AIM OF THE TASK: The answer must consist of every line below that holds the word "Prices".

Top of PROVIDED DATA

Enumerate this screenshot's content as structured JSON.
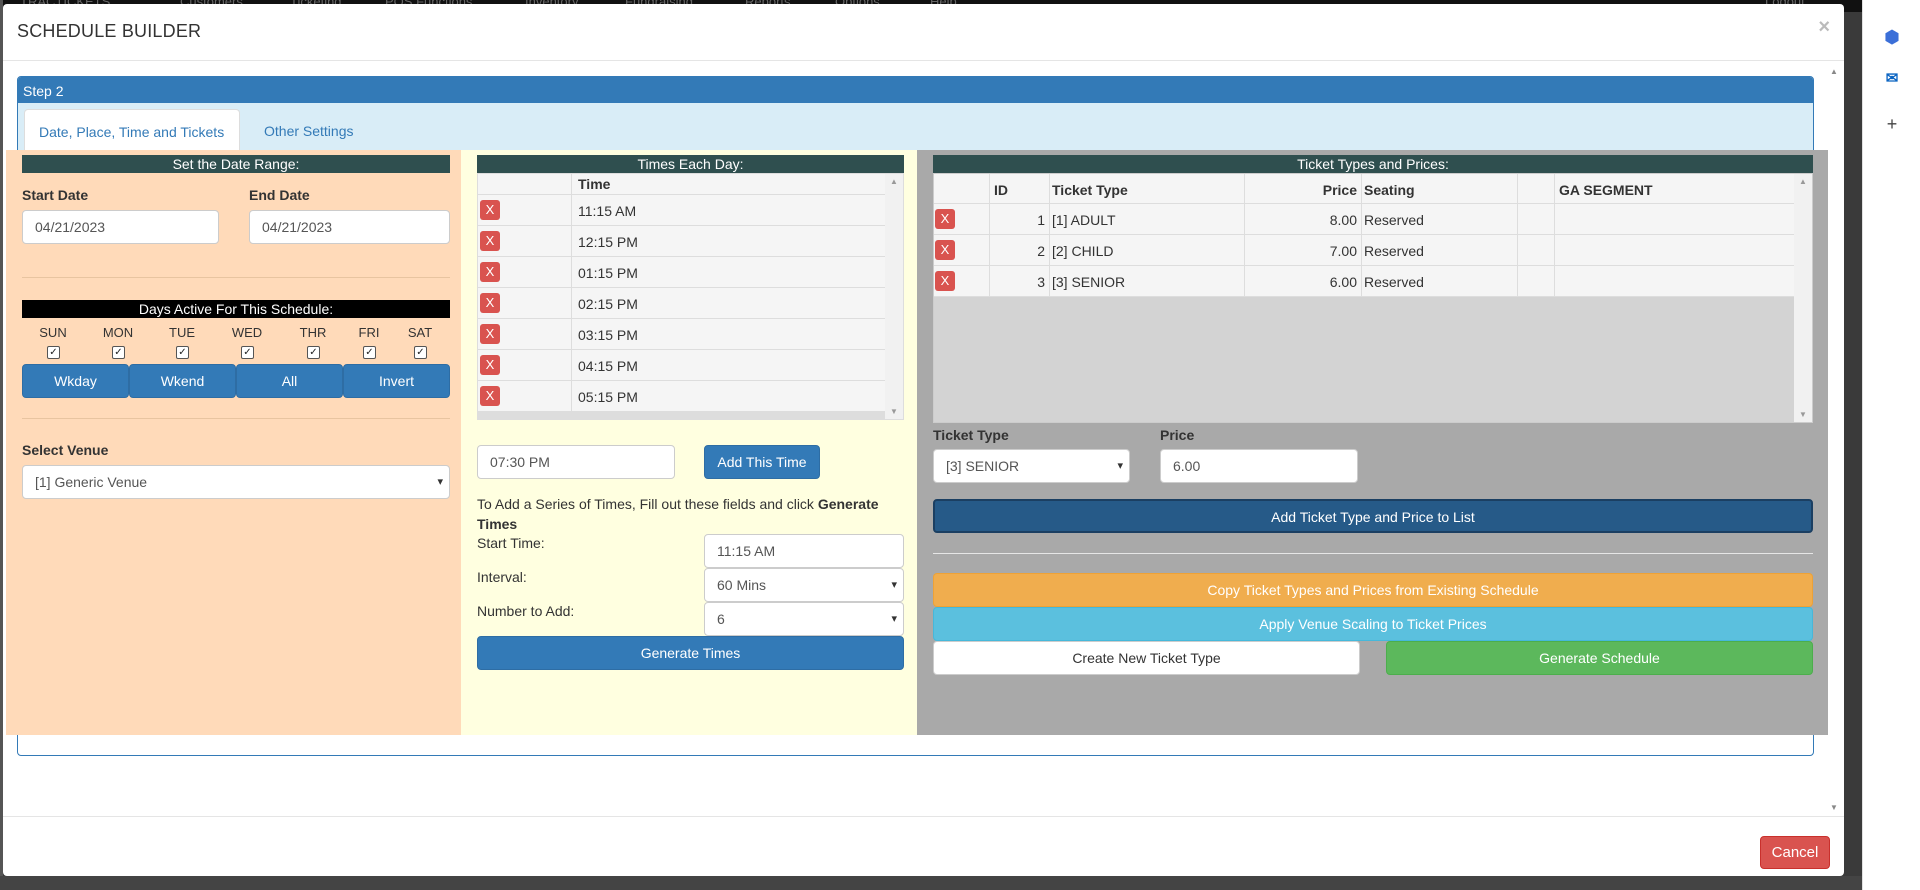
{
  "background_nav": [
    "TRACTICKETS",
    "Customers",
    "Ticketing",
    "POS Functions",
    "Inventory",
    "Fundraising",
    "Reports",
    "Options",
    "Help",
    "Logout"
  ],
  "modal": {
    "title": "SCHEDULE BUILDER",
    "close": "×",
    "step_heading": "Step 2",
    "tabs": [
      "Date, Place, Time and Tickets",
      "Other Settings"
    ],
    "cancel_label": "Cancel"
  },
  "date_range": {
    "heading": "Set the Date Range:",
    "start_label": "Start Date",
    "start_value": "04/21/2023",
    "end_label": "End Date",
    "end_value": "04/21/2023"
  },
  "days": {
    "heading": "Days Active For This Schedule:",
    "names": [
      "SUN",
      "MON",
      "TUE",
      "WED",
      "THR",
      "FRI",
      "SAT"
    ],
    "buttons": [
      "Wkday",
      "Wkend",
      "All",
      "Invert"
    ]
  },
  "venue": {
    "label": "Select Venue",
    "value": "[1] Generic Venue"
  },
  "times": {
    "heading": "Times Each Day:",
    "column_header": "Time",
    "remove_label": "X",
    "rows": [
      "11:15 AM",
      "12:15 PM",
      "01:15 PM",
      "02:15 PM",
      "03:15 PM",
      "04:15 PM",
      "05:15 PM"
    ],
    "new_time_value": "07:30 PM",
    "add_button": "Add This Time",
    "series_text": "To Add a Series of Times, Fill out these fields and click",
    "series_bold": "Generate Times",
    "start_time_label": "Start Time:",
    "start_time_value": "11:15 AM",
    "interval_label": "Interval:",
    "interval_value": "60 Mins",
    "number_label": "Number to Add:",
    "number_value": "6",
    "generate_button": "Generate Times"
  },
  "tickets": {
    "heading": "Ticket Types and Prices:",
    "columns": [
      "ID",
      "Ticket Type",
      "Price",
      "Seating",
      "GA SEGMENT"
    ],
    "remove_label": "X",
    "rows": [
      {
        "id": "1",
        "type": "[1] ADULT",
        "price": "8.00",
        "seating": "Reserved"
      },
      {
        "id": "2",
        "type": "[2] CHILD",
        "price": "7.00",
        "seating": "Reserved"
      },
      {
        "id": "3",
        "type": "[3] SENIOR",
        "price": "6.00",
        "seating": "Reserved"
      }
    ],
    "type_label": "Ticket Type",
    "type_value": "[3] SENIOR",
    "price_label": "Price",
    "price_value": "6.00",
    "add_button": "Add Ticket Type and Price to List",
    "copy_button": "Copy Ticket Types and Prices from Existing Schedule",
    "scaling_button": "Apply Venue Scaling to Ticket Prices",
    "create_button": "Create New Ticket Type",
    "generate_button": "Generate Schedule"
  },
  "colors": {
    "primary": "#337ab7",
    "danger": "#d9534f",
    "warning": "#f0ad4e",
    "info": "#5bc0de",
    "success": "#5cb85c",
    "date_bg": "#ffdab9",
    "times_bg": "#ffffe0",
    "tickets_bg": "#a9a9a9"
  }
}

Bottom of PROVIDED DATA

RESULT BELOW:
    "heading": "Ticket Types and Prices:",
    "copy_button": "Copy Ticket Types and Prices from Existing Schedule",
    "scaling_button": "Apply Venue Scaling to Ticket Prices",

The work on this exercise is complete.